> WHAT YOU WILL DO
If a line in the records below holds the string "Output", count it, and state only the final count.

[RECORDS SHOWN — start]

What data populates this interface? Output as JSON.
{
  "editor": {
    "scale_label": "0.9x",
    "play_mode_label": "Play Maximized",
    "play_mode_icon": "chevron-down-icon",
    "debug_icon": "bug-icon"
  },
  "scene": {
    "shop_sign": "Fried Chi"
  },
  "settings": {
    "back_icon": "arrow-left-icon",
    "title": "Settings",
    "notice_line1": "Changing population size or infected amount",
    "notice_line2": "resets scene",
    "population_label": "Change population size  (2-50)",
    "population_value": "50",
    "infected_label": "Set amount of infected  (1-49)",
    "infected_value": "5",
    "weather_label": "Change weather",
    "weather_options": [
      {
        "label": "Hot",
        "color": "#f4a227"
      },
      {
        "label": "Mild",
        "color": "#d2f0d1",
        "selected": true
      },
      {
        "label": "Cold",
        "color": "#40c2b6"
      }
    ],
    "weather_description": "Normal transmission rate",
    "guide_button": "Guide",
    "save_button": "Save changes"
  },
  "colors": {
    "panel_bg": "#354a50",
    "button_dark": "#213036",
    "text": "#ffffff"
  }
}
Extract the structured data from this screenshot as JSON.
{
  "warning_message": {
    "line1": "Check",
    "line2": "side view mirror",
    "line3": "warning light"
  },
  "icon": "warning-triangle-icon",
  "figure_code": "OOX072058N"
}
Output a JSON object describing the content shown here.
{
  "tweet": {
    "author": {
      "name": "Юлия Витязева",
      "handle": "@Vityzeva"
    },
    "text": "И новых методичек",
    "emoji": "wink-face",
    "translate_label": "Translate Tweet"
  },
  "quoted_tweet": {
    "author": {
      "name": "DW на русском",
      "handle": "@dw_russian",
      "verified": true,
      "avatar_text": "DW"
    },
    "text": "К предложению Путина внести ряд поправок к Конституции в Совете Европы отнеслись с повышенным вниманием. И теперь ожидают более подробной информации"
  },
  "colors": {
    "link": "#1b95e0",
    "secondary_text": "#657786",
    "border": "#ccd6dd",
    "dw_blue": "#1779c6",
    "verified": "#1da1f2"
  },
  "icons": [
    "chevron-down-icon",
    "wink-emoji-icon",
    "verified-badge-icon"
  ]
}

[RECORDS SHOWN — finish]

> YOUR RESPONSE
2